*** Opening Source information ***

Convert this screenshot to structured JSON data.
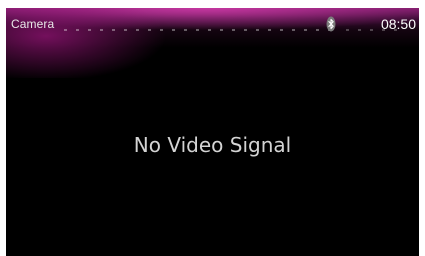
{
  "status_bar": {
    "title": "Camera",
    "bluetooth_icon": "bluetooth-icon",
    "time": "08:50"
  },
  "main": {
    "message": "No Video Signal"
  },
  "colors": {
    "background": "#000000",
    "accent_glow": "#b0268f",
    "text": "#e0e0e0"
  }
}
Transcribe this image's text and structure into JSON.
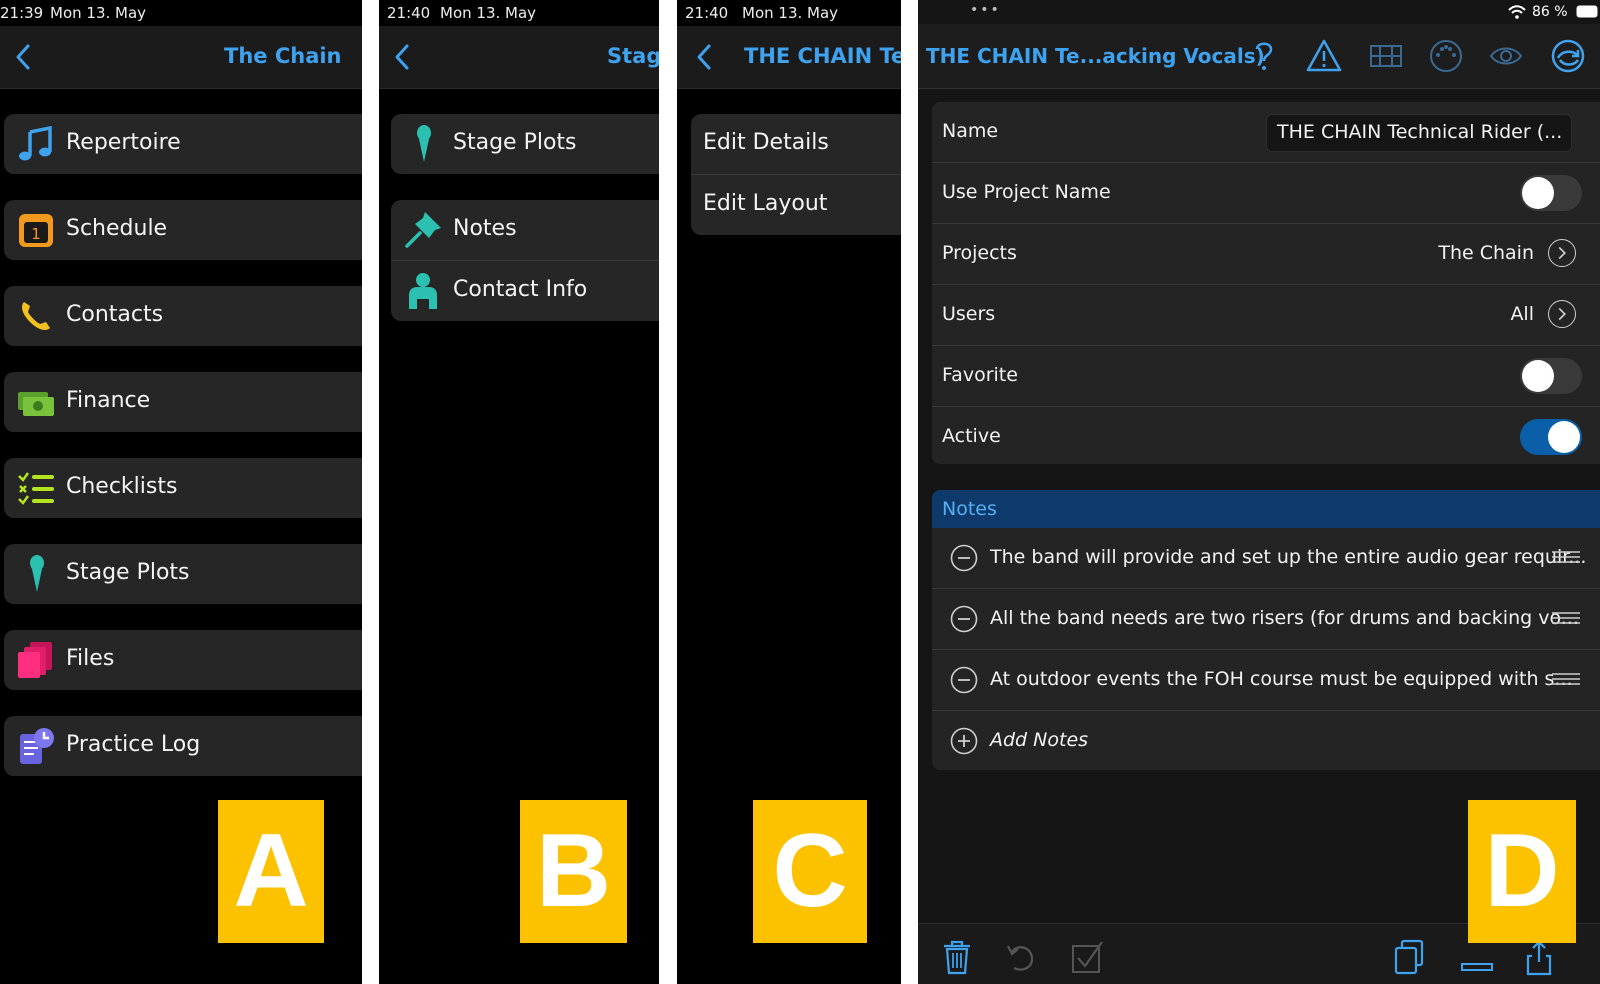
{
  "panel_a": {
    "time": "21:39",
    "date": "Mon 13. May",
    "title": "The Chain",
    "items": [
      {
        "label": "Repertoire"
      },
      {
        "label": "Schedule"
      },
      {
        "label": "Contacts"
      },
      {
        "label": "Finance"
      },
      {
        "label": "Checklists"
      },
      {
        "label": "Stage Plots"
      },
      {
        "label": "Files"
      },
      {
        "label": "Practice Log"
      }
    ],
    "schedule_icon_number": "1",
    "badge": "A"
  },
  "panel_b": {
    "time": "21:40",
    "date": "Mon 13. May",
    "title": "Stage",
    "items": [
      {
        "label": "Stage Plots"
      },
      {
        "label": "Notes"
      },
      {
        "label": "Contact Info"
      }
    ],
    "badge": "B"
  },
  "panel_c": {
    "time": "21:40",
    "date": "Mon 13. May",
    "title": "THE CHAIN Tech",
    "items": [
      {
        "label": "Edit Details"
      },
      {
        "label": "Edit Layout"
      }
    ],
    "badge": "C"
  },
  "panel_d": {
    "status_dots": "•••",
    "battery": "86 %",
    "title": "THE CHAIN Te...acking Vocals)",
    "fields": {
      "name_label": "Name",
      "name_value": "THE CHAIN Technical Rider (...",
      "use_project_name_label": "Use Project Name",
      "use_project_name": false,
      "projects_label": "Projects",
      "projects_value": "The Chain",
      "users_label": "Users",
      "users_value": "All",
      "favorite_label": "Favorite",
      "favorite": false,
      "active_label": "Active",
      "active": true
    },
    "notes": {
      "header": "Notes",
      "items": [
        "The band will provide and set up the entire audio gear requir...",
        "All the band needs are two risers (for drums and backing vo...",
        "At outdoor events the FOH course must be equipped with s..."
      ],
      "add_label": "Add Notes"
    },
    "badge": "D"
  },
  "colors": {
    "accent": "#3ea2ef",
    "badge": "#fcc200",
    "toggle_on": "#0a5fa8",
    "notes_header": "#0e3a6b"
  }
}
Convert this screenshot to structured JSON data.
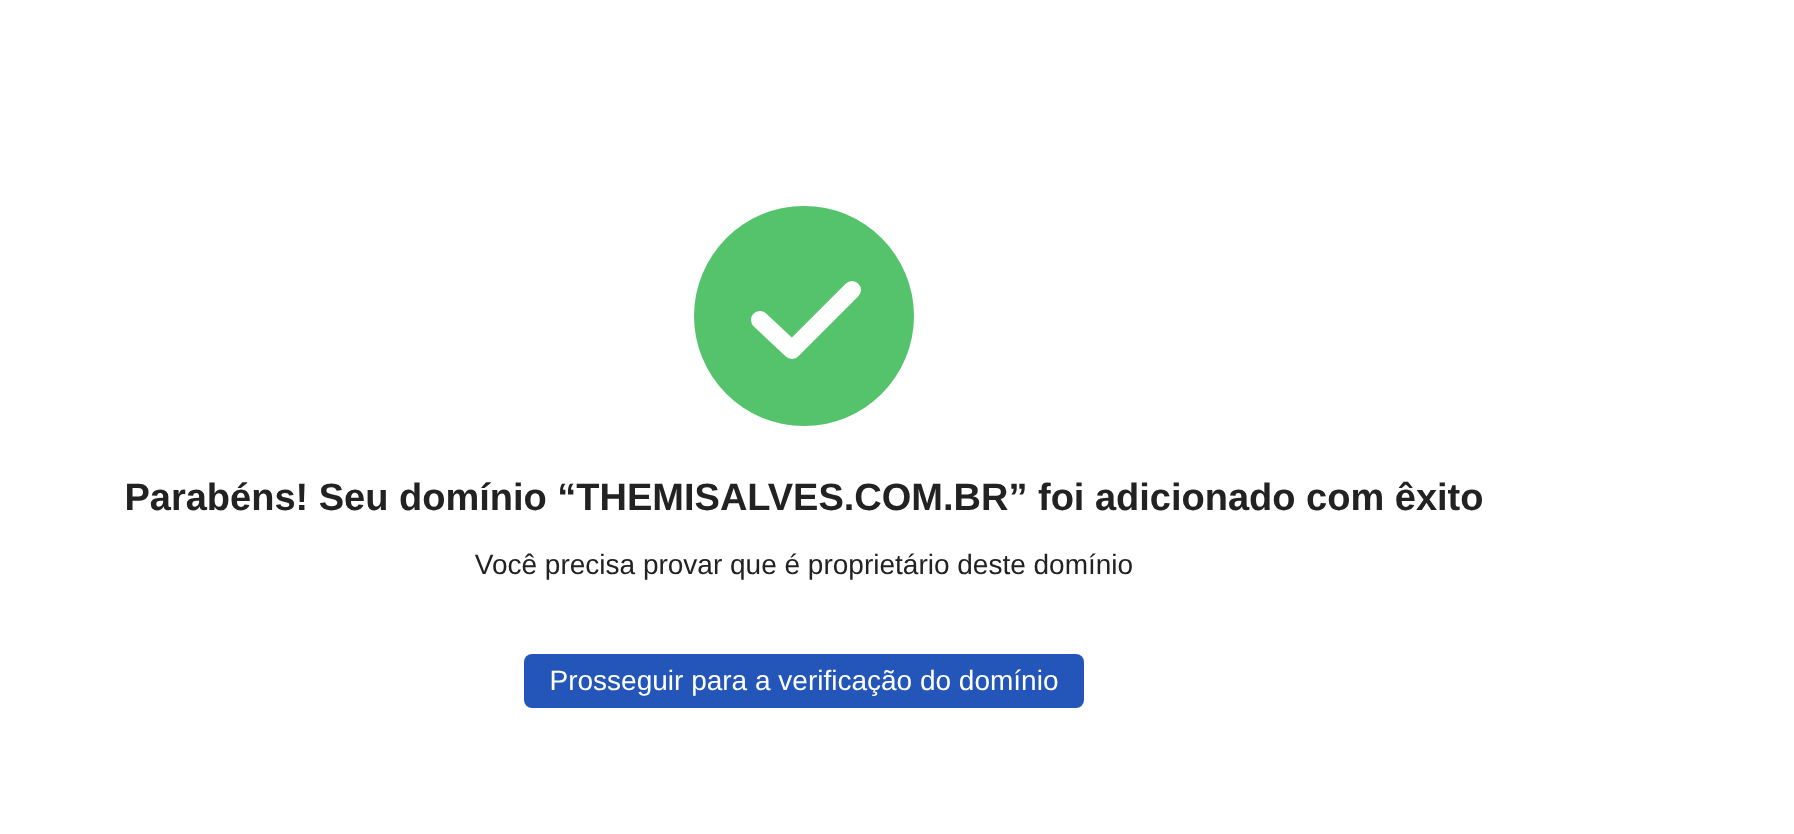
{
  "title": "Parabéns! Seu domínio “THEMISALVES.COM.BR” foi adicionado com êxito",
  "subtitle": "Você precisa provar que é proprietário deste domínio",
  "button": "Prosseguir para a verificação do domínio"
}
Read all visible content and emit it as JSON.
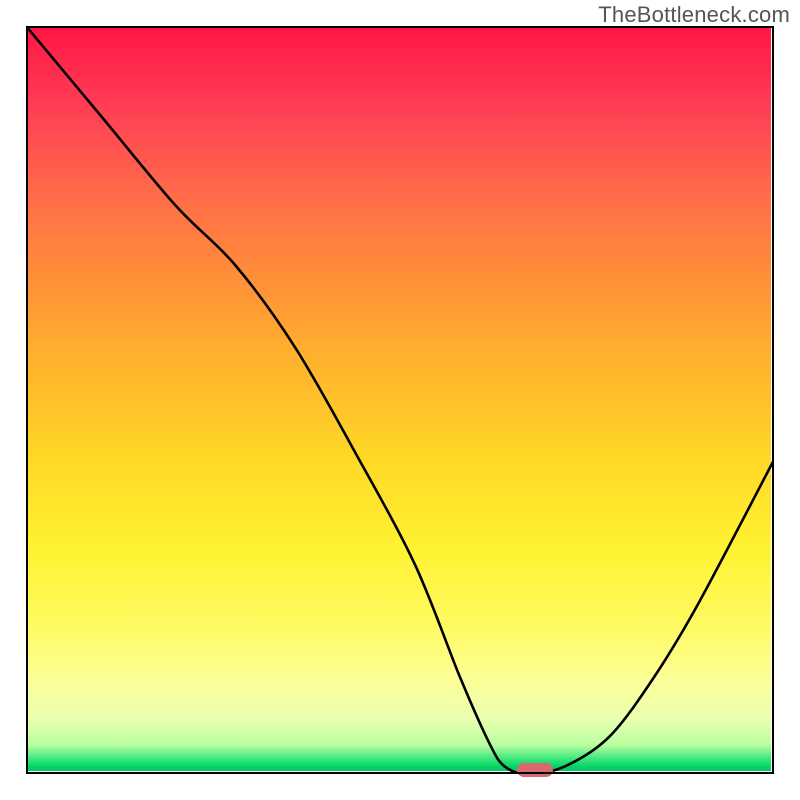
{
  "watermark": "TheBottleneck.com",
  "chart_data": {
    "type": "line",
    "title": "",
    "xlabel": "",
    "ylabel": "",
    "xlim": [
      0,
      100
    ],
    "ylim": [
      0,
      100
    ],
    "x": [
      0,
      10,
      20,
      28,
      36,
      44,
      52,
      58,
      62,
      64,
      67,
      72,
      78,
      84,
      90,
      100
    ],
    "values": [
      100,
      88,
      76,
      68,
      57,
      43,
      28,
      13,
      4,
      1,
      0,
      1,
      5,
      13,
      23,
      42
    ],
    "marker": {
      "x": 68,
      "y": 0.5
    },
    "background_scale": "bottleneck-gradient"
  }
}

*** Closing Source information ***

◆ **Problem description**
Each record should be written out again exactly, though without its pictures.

◆ **Output for this exercise**
Convert this screenshot to structured JSON data.
{
  "status_bar": {
    "title": "Camera",
    "bluetooth_icon": "bluetooth-icon",
    "time": "08:50"
  },
  "main": {
    "message": "No Video Signal"
  },
  "colors": {
    "background": "#000000",
    "accent_glow": "#b0268f",
    "text": "#e0e0e0"
  }
}
Transcribe this image's text and structure into JSON.
{
  "panel_a": {
    "time": "21:39",
    "date": "Mon 13. May",
    "title": "The Chain",
    "items": [
      {
        "label": "Repertoire"
      },
      {
        "label": "Schedule"
      },
      {
        "label": "Contacts"
      },
      {
        "label": "Finance"
      },
      {
        "label": "Checklists"
      },
      {
        "label": "Stage Plots"
      },
      {
        "label": "Files"
      },
      {
        "label": "Practice Log"
      }
    ],
    "schedule_icon_number": "1",
    "badge": "A"
  },
  "panel_b": {
    "time": "21:40",
    "date": "Mon 13. May",
    "title": "Stage",
    "items": [
      {
        "label": "Stage Plots"
      },
      {
        "label": "Notes"
      },
      {
        "label": "Contact Info"
      }
    ],
    "badge": "B"
  },
  "panel_c": {
    "time": "21:40",
    "date": "Mon 13. May",
    "title": "THE CHAIN Tech",
    "items": [
      {
        "label": "Edit Details"
      },
      {
        "label": "Edit Layout"
      }
    ],
    "badge": "C"
  },
  "panel_d": {
    "status_dots": "•••",
    "battery": "86 %",
    "title": "THE CHAIN Te...acking Vocals)",
    "fields": {
      "name_label": "Name",
      "name_value": "THE CHAIN Technical Rider (...",
      "use_project_name_label": "Use Project Name",
      "use_project_name": false,
      "projects_label": "Projects",
      "projects_value": "The Chain",
      "users_label": "Users",
      "users_value": "All",
      "favorite_label": "Favorite",
      "favorite": false,
      "active_label": "Active",
      "active": true
    },
    "notes": {
      "header": "Notes",
      "items": [
        "The band will provide and set up the entire audio gear requir...",
        "All the band needs are two risers (for drums and backing vo...",
        "At outdoor events the FOH course must be equipped with s..."
      ],
      "add_label": "Add Notes"
    },
    "badge": "D"
  },
  "colors": {
    "accent": "#3ea2ef",
    "badge": "#fcc200",
    "toggle_on": "#0a5fa8",
    "notes_header": "#0e3a6b"
  }
}
Convert this screenshot to structured JSON data.
{
  "title": "Parabéns! Seu domínio “THEMISALVES.COM.BR” foi adicionado com êxito",
  "subtitle": "Você precisa provar que é proprietário deste domínio",
  "button": "Prosseguir para a verificação do domínio"
}
Read all visible content and emit it as JSON.
{
  "watermark": "TheBottleneck.com",
  "chart_data": {
    "type": "line",
    "title": "",
    "xlabel": "",
    "ylabel": "",
    "xlim": [
      0,
      100
    ],
    "ylim": [
      0,
      100
    ],
    "x": [
      0,
      10,
      20,
      28,
      36,
      44,
      52,
      58,
      62,
      64,
      67,
      72,
      78,
      84,
      90,
      100
    ],
    "values": [
      100,
      88,
      76,
      68,
      57,
      43,
      28,
      13,
      4,
      1,
      0,
      1,
      5,
      13,
      23,
      42
    ],
    "marker": {
      "x": 68,
      "y": 0.5
    },
    "background_scale": "bottleneck-gradient"
  }
}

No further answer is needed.